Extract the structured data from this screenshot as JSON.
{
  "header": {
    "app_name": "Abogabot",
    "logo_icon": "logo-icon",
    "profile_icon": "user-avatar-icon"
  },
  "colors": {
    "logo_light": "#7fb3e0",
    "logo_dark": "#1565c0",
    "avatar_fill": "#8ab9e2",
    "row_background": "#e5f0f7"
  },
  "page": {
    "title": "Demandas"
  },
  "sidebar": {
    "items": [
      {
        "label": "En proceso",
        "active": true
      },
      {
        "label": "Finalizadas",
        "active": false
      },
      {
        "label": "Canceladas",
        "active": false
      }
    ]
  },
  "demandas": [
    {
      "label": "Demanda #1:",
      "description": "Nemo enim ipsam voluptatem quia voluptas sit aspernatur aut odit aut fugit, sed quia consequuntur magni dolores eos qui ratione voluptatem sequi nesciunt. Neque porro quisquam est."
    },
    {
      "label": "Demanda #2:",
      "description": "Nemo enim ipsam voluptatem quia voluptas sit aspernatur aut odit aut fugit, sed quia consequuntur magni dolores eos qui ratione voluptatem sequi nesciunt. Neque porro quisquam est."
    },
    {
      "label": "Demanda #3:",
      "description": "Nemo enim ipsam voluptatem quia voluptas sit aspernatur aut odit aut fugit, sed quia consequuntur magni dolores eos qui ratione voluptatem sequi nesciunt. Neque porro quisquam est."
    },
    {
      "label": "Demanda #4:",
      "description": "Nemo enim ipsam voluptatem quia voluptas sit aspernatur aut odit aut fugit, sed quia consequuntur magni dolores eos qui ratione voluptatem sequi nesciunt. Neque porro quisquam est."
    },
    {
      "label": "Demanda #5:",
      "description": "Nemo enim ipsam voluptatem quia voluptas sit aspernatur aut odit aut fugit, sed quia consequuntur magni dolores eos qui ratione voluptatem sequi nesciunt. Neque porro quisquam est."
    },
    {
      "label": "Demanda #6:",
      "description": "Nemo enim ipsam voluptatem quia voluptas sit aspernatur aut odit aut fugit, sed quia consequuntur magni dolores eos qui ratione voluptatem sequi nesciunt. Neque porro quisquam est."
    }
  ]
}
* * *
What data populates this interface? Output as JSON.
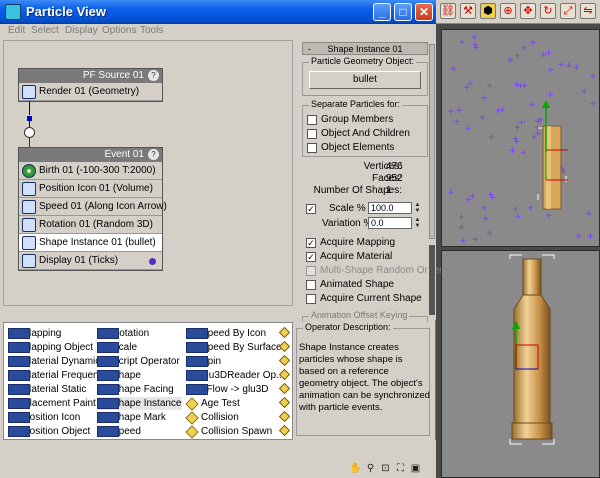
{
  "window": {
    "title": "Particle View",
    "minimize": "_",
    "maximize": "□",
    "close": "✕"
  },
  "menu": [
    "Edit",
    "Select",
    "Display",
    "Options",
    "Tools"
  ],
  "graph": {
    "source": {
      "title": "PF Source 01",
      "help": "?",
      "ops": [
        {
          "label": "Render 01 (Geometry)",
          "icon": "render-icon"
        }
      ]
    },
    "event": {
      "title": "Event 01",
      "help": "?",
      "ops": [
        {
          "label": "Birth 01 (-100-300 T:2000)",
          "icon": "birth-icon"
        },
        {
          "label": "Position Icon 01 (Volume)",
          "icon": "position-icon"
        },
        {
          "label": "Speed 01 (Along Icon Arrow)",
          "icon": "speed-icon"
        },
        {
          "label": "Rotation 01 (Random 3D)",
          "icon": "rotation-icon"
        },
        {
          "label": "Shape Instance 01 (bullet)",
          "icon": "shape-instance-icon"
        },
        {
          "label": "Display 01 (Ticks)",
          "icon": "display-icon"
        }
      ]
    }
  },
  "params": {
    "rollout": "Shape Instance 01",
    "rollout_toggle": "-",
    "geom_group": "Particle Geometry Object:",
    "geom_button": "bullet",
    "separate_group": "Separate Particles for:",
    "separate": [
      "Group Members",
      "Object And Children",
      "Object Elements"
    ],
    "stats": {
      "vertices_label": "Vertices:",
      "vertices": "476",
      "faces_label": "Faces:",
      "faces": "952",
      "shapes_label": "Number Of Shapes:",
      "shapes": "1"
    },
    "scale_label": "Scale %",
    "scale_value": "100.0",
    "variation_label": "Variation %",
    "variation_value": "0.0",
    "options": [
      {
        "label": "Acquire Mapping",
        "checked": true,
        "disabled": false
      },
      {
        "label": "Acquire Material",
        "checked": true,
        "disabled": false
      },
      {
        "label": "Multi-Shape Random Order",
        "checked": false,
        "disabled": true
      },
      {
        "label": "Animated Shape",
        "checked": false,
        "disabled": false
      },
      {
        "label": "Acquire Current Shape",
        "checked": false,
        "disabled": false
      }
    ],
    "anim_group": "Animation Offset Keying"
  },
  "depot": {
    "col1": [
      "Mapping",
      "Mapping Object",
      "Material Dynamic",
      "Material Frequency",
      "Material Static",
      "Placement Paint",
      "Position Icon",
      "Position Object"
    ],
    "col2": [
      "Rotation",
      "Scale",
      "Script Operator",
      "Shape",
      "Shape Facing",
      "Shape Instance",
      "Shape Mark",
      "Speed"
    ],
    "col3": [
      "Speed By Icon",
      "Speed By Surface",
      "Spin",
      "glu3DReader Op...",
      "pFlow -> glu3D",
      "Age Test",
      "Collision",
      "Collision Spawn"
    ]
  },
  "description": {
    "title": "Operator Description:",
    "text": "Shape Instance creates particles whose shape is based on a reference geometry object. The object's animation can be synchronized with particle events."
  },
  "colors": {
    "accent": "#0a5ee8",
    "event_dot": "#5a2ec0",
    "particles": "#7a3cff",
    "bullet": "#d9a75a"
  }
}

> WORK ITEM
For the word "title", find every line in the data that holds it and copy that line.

> RESPONSE
    "title": "Demandas"
    "title": "Particle View",
      "title": "PF Source 01",
      "title": "Event 01",
    "title": "Operator Description:",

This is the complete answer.